1. A title of no legal validity that is assumed or granted by custom, such as the academic title professor given to any instructor at a college.
2.
a. In Great Britain, the title that the heir of a high-ranking peer customarily uses, consisting of a secondary title accorded to the peer.
b. In Great Britain, the prefixes Lord and Lady added to the given names of the younger children of dukes and marquises or the Honourable added to the children of viscounts and barons.

courtesy title

n
(Government, Politics & Diplomacy) any of several titles having no legal significance, such as those borne by the children of peers

cour′tesy ti`tle

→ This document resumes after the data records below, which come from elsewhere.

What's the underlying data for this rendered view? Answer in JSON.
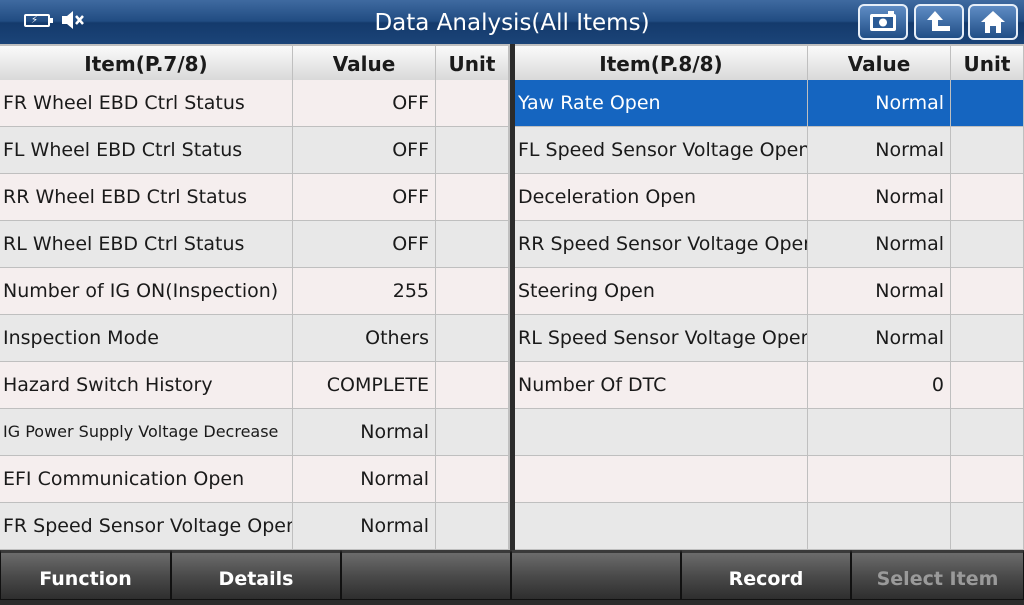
{
  "header": {
    "title": "Data Analysis(All Items)",
    "icons": [
      "battery-charging-icon",
      "speaker-muted-icon",
      "screenshot-icon",
      "back-arrow-icon",
      "home-icon"
    ]
  },
  "left_table": {
    "headers": {
      "item": "Item(P.7/8)",
      "value": "Value",
      "unit": "Unit"
    },
    "rows": [
      {
        "item": "FR Wheel EBD Ctrl Status",
        "value": "OFF",
        "unit": ""
      },
      {
        "item": "FL Wheel EBD Ctrl Status",
        "value": "OFF",
        "unit": ""
      },
      {
        "item": "RR Wheel EBD Ctrl Status",
        "value": "OFF",
        "unit": ""
      },
      {
        "item": "RL Wheel EBD Ctrl Status",
        "value": "OFF",
        "unit": ""
      },
      {
        "item": "Number of IG ON(Inspection)",
        "value": "255",
        "unit": ""
      },
      {
        "item": "Inspection Mode",
        "value": "Others",
        "unit": ""
      },
      {
        "item": "Hazard Switch History",
        "value": "COMPLETE",
        "unit": ""
      },
      {
        "item": "IG Power Supply Voltage Decrease",
        "value": "Normal",
        "unit": ""
      },
      {
        "item": "EFI Communication Open",
        "value": "Normal",
        "unit": ""
      },
      {
        "item": "FR Speed Sensor Voltage Open",
        "value": "Normal",
        "unit": ""
      }
    ]
  },
  "right_table": {
    "headers": {
      "item": "Item(P.8/8)",
      "value": "Value",
      "unit": "Unit"
    },
    "rows": [
      {
        "item": "Yaw Rate Open",
        "value": "Normal",
        "unit": ""
      },
      {
        "item": "FL Speed Sensor Voltage Open",
        "value": "Normal",
        "unit": ""
      },
      {
        "item": "Deceleration Open",
        "value": "Normal",
        "unit": ""
      },
      {
        "item": "RR Speed Sensor Voltage Open",
        "value": "Normal",
        "unit": ""
      },
      {
        "item": "Steering Open",
        "value": "Normal",
        "unit": ""
      },
      {
        "item": "RL Speed Sensor Voltage Open",
        "value": "Normal",
        "unit": ""
      },
      {
        "item": "Number Of DTC",
        "value": "0",
        "unit": ""
      },
      {
        "item": "",
        "value": "",
        "unit": ""
      },
      {
        "item": "",
        "value": "",
        "unit": ""
      },
      {
        "item": "",
        "value": "",
        "unit": ""
      }
    ],
    "selected_row": 0
  },
  "footer": {
    "buttons": [
      {
        "label": "Function",
        "enabled": true
      },
      {
        "label": "Details",
        "enabled": true
      },
      {
        "label": "",
        "enabled": true
      },
      {
        "label": "",
        "enabled": true
      },
      {
        "label": "Record",
        "enabled": true
      },
      {
        "label": "Select Item",
        "enabled": false
      }
    ]
  },
  "colors": {
    "selection": "#1565c0",
    "title_bar": "#214c82"
  }
}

n.
a title allowed by custom, as to the children of dukes.
[1860–65]
References in classic literature ?
Wyatt's work was continued by his poetical disciple and successor, Henry Howard, who, as son of the Duke of Norfolk, held the courtesy title of Earl of Surrey.
Sutton, who died in December, scored a big victory at the Democrat when, through his stubbornness as much as anything else, he persuaded the newspaper to use courtesy titles (Mrs.
The courtesy of the courtesy titles "Mr" "Mrs" or "Ms" is only restored if the person's name is cleared.
At Hillside, they address instructors by the courtesy titles "Mr.
However, nowadays the limited options for courtesy titles available when completing many application forms, especially when on-line, are simply to ensure consistency and to assist in the automated processing of applications.
When the couple married in June 1999, they agreed with the Queen that any children would not be styled HRH but would have courtesy titles as sons or daughters of an earl.
In June 1999, the Queen decided - with the agreement of Edward and Sophie - that any children they might have would not be styled 'HRH' but would have courtesy titles as sons or daughters of an Earl.
In June 1999, the Queen decided - with the agreement of Edward and Sophie - that any children they might have would not be styled ``HRH'' but would have courtesy titles as sons or daughters of an Earl.
These days, most newspapers don't use courtesy titles such as "Ms.
A newspaper that uses courtesy titles for the men and women appearing in its news columns sometimes receives reader queries regarding its use of such titles.
The Associated Press stopped using courtesy titles for women - Mrs.